"There are different phases of training," Steve told NHL.com. "But recovery is the most important thing. Before you do something hard, you have to recover. And when you do have a workout that's an intense workout, you want to be 120-percent ready to do it. That's the key. When you get to a hockey game you got have that extra level of intensity that you need at times. … (But) when you've got a day off, take the day off; if it's an active rest day, that's either basketball or tennis or golf, something different. That's the way we work it -- you don't want to think about hockey all the time. Maybe go hit baseballs. It does work. And it makes the athlete more accepting of increased work when he needs it."
Over the years, Steve Hall has been more than just a workout partner. "I was a goalie, I was an adversary, I was a trainer, I was a confidant," he said. "I was a lot of things."
It's the goalie part that helped him realize what kind of hockey prodigy he had under his roof. Steve said Taylor started scoring on him when he was 11, but when Taylor hit 14, Steve -- who was more into football than hockey growing up -- learned the hard way that it was time to retire the pads.
"At one point, when he was around 14, I got a shot just between the eyes," Steve recalled. "Got cut, and my wife said I have to quit. It was one of those road hockey masks, but he was shooting pucks. I said, 'OK, you're right. Maybe I should quit.' "
Steve gladly has taken a seat in the stands as Taylor has emerged as a future NHL star and possibly the first pick of the Draft, to be held June 25-26 in Los Angeles. Most of his talks now with Taylor regard off-ice issues, like dealing with all the attention and still being able to perform. It's something Steve went through during his athletic career, and he's passing along his knowledge to Taylor.
"That's what we talk about all the time," Steve said. "We talk about performing. Performing is the key word. A lot of kids, maybe a lot of adults, just train for training purposes. They don't train to reach a level where performance is the key. You have to be able to perform in the big games. If you don't, you don't play as much, your career doesn't last as long. You see it in basketball, you see Kobe (Bryant) always rise to the occasion. He's performing; he's ready for the moment. And that's what we train for."
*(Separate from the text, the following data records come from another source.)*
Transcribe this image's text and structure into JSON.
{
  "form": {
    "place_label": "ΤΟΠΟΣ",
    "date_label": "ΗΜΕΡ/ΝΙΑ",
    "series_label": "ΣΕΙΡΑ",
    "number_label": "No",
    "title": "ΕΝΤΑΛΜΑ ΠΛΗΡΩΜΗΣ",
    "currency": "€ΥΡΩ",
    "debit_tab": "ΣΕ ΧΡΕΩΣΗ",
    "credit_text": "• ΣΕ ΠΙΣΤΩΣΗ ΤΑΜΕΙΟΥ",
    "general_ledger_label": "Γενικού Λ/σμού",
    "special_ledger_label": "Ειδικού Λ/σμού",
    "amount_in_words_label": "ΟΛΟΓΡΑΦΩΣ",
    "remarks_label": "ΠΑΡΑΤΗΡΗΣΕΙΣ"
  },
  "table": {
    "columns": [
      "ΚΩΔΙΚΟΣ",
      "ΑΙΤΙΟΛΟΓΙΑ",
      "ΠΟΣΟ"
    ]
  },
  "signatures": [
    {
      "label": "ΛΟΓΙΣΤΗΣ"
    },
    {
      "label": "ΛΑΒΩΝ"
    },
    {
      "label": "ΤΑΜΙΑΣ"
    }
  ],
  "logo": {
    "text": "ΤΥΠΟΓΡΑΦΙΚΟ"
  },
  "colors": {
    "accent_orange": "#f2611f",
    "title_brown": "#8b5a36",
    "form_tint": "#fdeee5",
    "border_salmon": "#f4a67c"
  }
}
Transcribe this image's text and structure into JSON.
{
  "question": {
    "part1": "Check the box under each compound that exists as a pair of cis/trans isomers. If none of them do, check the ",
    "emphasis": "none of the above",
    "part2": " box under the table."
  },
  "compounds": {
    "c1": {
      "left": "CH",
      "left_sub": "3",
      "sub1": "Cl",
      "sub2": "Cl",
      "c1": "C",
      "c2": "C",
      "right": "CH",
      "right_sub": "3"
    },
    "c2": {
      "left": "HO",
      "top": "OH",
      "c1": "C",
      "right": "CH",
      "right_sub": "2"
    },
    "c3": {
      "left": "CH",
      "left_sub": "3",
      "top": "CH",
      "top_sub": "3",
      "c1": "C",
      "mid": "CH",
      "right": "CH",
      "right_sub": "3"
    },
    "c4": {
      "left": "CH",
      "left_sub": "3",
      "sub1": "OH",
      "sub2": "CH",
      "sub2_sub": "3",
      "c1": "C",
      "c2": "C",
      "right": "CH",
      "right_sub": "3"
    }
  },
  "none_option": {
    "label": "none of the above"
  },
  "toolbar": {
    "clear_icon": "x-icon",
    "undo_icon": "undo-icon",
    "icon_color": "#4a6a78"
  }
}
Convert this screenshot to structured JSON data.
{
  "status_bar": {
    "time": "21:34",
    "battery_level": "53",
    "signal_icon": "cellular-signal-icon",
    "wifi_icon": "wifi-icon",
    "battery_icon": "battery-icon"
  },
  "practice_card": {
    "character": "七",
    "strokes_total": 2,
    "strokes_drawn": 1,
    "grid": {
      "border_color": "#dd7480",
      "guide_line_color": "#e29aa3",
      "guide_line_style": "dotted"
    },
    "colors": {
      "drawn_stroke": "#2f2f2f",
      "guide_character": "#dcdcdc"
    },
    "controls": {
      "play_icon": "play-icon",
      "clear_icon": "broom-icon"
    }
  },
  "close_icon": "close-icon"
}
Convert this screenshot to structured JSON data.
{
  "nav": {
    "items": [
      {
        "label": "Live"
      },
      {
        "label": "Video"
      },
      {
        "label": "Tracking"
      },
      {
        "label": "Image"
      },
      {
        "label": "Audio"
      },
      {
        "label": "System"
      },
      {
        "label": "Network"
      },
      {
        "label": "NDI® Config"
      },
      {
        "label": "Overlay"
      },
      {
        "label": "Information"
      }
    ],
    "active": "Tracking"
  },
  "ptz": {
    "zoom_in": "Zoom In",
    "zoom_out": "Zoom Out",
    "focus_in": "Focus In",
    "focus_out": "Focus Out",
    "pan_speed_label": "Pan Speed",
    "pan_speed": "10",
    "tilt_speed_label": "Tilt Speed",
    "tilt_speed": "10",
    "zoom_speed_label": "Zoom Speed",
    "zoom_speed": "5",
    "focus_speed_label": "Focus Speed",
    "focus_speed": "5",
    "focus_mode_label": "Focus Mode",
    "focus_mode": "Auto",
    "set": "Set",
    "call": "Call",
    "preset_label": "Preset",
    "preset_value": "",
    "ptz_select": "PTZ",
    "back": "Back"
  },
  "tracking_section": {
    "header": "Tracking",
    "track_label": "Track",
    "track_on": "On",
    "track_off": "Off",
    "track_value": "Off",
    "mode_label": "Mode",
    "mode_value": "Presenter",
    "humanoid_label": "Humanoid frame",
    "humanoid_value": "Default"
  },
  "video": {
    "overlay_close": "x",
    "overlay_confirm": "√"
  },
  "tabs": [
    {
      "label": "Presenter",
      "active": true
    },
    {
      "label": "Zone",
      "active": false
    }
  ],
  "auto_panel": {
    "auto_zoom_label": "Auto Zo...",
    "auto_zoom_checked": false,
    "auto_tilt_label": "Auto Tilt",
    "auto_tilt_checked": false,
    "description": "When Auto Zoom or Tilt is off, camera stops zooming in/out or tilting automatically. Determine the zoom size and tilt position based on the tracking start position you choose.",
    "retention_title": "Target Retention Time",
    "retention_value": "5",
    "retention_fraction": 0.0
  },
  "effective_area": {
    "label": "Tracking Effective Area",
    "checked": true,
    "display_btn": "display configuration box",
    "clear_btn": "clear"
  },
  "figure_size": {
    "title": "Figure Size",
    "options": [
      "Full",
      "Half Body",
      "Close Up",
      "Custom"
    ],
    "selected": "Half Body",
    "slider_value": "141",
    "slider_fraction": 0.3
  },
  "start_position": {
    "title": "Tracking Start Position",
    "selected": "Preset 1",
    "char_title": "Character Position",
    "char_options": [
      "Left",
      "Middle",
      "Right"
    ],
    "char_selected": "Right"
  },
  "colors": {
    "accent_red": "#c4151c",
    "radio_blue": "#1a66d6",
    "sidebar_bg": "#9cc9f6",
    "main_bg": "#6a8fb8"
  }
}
And it all starts with some lessons learned from a sled.
Contact Adam Kimelman at firstname.lastname@example.org